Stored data
------------------------------------------------------------
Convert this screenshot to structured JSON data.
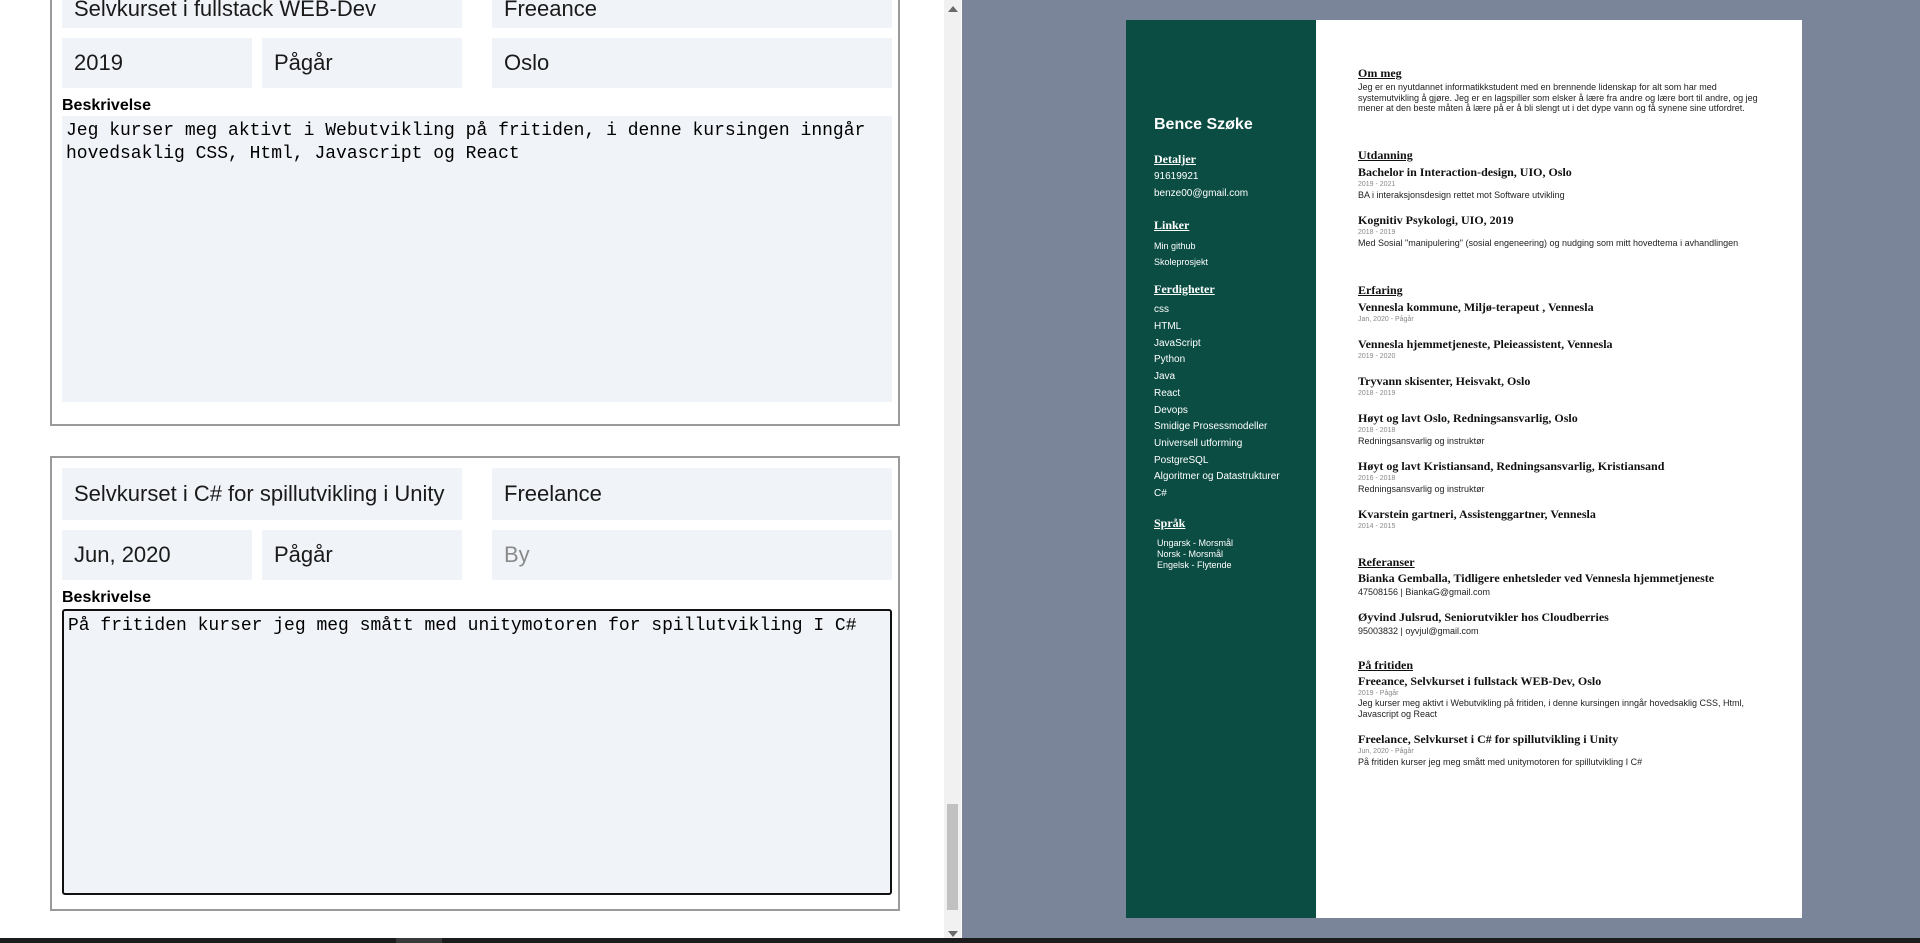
{
  "editor": {
    "card1": {
      "title": "Selvkurset i fullstack WEB-Dev",
      "employer": "Freeance",
      "start": "2019",
      "end": "Pågår",
      "city": "Oslo",
      "desc_label": "Beskrivelse",
      "description": "Jeg kurser meg aktivt i Webutvikling på fritiden, i denne kursingen inngår hovedsaklig CSS, Html, Javascript og React"
    },
    "card2": {
      "title": "Selvkurset i C# for spillutvikling i Unity",
      "employer": "Freelance",
      "start": "Jun, 2020",
      "end": "Pågår",
      "city_placeholder": "By",
      "desc_label": "Beskrivelse",
      "description": "På fritiden kurser jeg meg smått med unitymotoren for spillutvikling I C#"
    }
  },
  "cv": {
    "name": "Bence Szøke",
    "sidebar": {
      "details_head": "Detaljer",
      "phone": "91619921",
      "email": "benze00@gmail.com",
      "links_head": "Linker",
      "links": [
        "Min github",
        "Skoleprosjekt"
      ],
      "skills_head": "Ferdigheter",
      "skills": [
        "css",
        "HTML",
        "JavaScript",
        "Python",
        "Java",
        "React",
        "Devops",
        "Smidige Prosessmodeller",
        "Universell utforming",
        "PostgreSQL",
        "Algoritmer og Datastrukturer",
        "C#"
      ],
      "lang_head": "Språk",
      "languages": [
        "Ungarsk - Morsmål",
        "Norsk - Morsmål",
        "Engelsk - Flytende"
      ]
    },
    "about": {
      "head": "Om meg",
      "text": "Jeg er en nyutdannet informatikkstudent med en brennende lidenskap for alt som har med systemutvikling å gjøre. Jeg er en lagspiller som elsker å lære fra andre og lære bort til andre, og jeg mener at den beste måten å lære på er å bli slengt ut i det dype vann og få synene sine utfordret."
    },
    "education": {
      "head": "Utdanning",
      "items": [
        {
          "title": "Bachelor in Interaction-design, UIO, Oslo",
          "date": "2019 - 2021",
          "text": "BA i interaksjonsdesign rettet mot Software utvikling"
        },
        {
          "title": "Kognitiv Psykologi, UIO, 2019",
          "date": "2018 - 2019",
          "text": "Med Sosial \"manipulering\" (sosial engeneering) og nudging som mitt hovedtema i avhandlingen"
        }
      ]
    },
    "experience": {
      "head": "Erfaring",
      "items": [
        {
          "title": "Vennesla kommune, Miljø-terapeut , Vennesla",
          "date": "Jan, 2020 - Pågår",
          "text": ""
        },
        {
          "title": "Vennesla hjemmetjeneste, Pleieassistent, Vennesla",
          "date": "2019 - 2020",
          "text": ""
        },
        {
          "title": "Tryvann skisenter, Heisvakt, Oslo",
          "date": "2018 - 2019",
          "text": ""
        },
        {
          "title": "Høyt og lavt Oslo, Redningsansvarlig, Oslo",
          "date": "2018 - 2018",
          "text": "Redningsansvarlig og instruktør"
        },
        {
          "title": "Høyt og lavt Kristiansand, Redningsansvarlig, Kristiansand",
          "date": "2016 - 2018",
          "text": "Redningsansvarlig og instruktør"
        },
        {
          "title": "Kvarstein gartneri, Assistenggartner, Vennesla",
          "date": "2014 - 2015",
          "text": ""
        }
      ]
    },
    "references": {
      "head": "Referanser",
      "items": [
        {
          "title": "Bianka Gemballa, Tidligere enhetsleder ved Vennesla hjemmetjeneste",
          "text": "47508156 | BiankaG@gmail.com"
        },
        {
          "title": "Øyvind Julsrud, Seniorutvikler hos Cloudberries",
          "text": "95003832 | oyvjul@gmail.com"
        }
      ]
    },
    "leisure": {
      "head": "På fritiden",
      "items": [
        {
          "title": "Freeance, Selvkurset i fullstack WEB-Dev, Oslo",
          "date": "2019 - Pågår",
          "text": "Jeg kurser meg aktivt i Webutvikling på fritiden, i denne kursingen inngår hovedsaklig CSS, Html, Javascript og React"
        },
        {
          "title": "Freelance, Selvkurset i C# for spillutvikling i Unity",
          "date": "Jun, 2020 - Pågår",
          "text": "På fritiden kurser jeg meg smått med unitymotoren for spillutvikling I C#"
        }
      ]
    }
  },
  "colors": {
    "sidebar": "#0b4d43",
    "preview_bg": "#7b8599",
    "field_bg": "#f0f3f8"
  }
}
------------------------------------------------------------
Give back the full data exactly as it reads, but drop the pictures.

[Written response]
Convert this screenshot to structured JSON data.
{
  "editor": {
    "card1": {
      "title": "Selvkurset i fullstack WEB-Dev",
      "employer": "Freeance",
      "start": "2019",
      "end": "Pågår",
      "city": "Oslo",
      "desc_label": "Beskrivelse",
      "description": "Jeg kurser meg aktivt i Webutvikling på fritiden, i denne kursingen inngår hovedsaklig CSS, Html, Javascript og React"
    },
    "card2": {
      "title": "Selvkurset i C# for spillutvikling i Unity",
      "employer": "Freelance",
      "start": "Jun, 2020",
      "end": "Pågår",
      "city_placeholder": "By",
      "desc_label": "Beskrivelse",
      "description": "På fritiden kurser jeg meg smått med unitymotoren for spillutvikling I C#"
    }
  },
  "cv": {
    "name": "Bence Szøke",
    "sidebar": {
      "details_head": "Detaljer",
      "phone": "91619921",
      "email": "benze00@gmail.com",
      "links_head": "Linker",
      "links": [
        "Min github",
        "Skoleprosjekt"
      ],
      "skills_head": "Ferdigheter",
      "skills": [
        "css",
        "HTML",
        "JavaScript",
        "Python",
        "Java",
        "React",
        "Devops",
        "Smidige Prosessmodeller",
        "Universell utforming",
        "PostgreSQL",
        "Algoritmer og Datastrukturer",
        "C#"
      ],
      "lang_head": "Språk",
      "languages": [
        "Ungarsk - Morsmål",
        "Norsk - Morsmål",
        "Engelsk - Flytende"
      ]
    },
    "about": {
      "head": "Om meg",
      "text": "Jeg er en nyutdannet informatikkstudent med en brennende lidenskap for alt som har med systemutvikling å gjøre. Jeg er en lagspiller som elsker å lære fra andre og lære bort til andre, og jeg mener at den beste måten å lære på er å bli slengt ut i det dype vann og få synene sine utfordret."
    },
    "education": {
      "head": "Utdanning",
      "items": [
        {
          "title": "Bachelor in Interaction-design, UIO, Oslo",
          "date": "2019 - 2021",
          "text": "BA i interaksjonsdesign rettet mot Software utvikling"
        },
        {
          "title": "Kognitiv Psykologi, UIO, 2019",
          "date": "2018 - 2019",
          "text": "Med Sosial \"manipulering\" (sosial engeneering) og nudging som mitt hovedtema i avhandlingen"
        }
      ]
    },
    "experience": {
      "head": "Erfaring",
      "items": [
        {
          "title": "Vennesla kommune, Miljø-terapeut , Vennesla",
          "date": "Jan, 2020 - Pågår",
          "text": ""
        },
        {
          "title": "Vennesla hjemmetjeneste, Pleieassistent, Vennesla",
          "date": "2019 - 2020",
          "text": ""
        },
        {
          "title": "Tryvann skisenter, Heisvakt, Oslo",
          "date": "2018 - 2019",
          "text": ""
        },
        {
          "title": "Høyt og lavt Oslo, Redningsansvarlig, Oslo",
          "date": "2018 - 2018",
          "text": "Redningsansvarlig og instruktør"
        },
        {
          "title": "Høyt og lavt Kristiansand, Redningsansvarlig, Kristiansand",
          "date": "2016 - 2018",
          "text": "Redningsansvarlig og instruktør"
        },
        {
          "title": "Kvarstein gartneri, Assistenggartner, Vennesla",
          "date": "2014 - 2015",
          "text": ""
        }
      ]
    },
    "references": {
      "head": "Referanser",
      "items": [
        {
          "title": "Bianka Gemballa, Tidligere enhetsleder ved Vennesla hjemmetjeneste",
          "text": "47508156 | BiankaG@gmail.com"
        },
        {
          "title": "Øyvind Julsrud, Seniorutvikler hos Cloudberries",
          "text": "95003832 | oyvjul@gmail.com"
        }
      ]
    },
    "leisure": {
      "head": "På fritiden",
      "items": [
        {
          "title": "Freeance, Selvkurset i fullstack WEB-Dev, Oslo",
          "date": "2019 - Pågår",
          "text": "Jeg kurser meg aktivt i Webutvikling på fritiden, i denne kursingen inngår hovedsaklig CSS, Html, Javascript og React"
        },
        {
          "title": "Freelance, Selvkurset i C# for spillutvikling i Unity",
          "date": "Jun, 2020 - Pågår",
          "text": "På fritiden kurser jeg meg smått med unitymotoren for spillutvikling I C#"
        }
      ]
    }
  },
  "colors": {
    "sidebar": "#0b4d43",
    "preview_bg": "#7b8599",
    "field_bg": "#f0f3f8"
  }
}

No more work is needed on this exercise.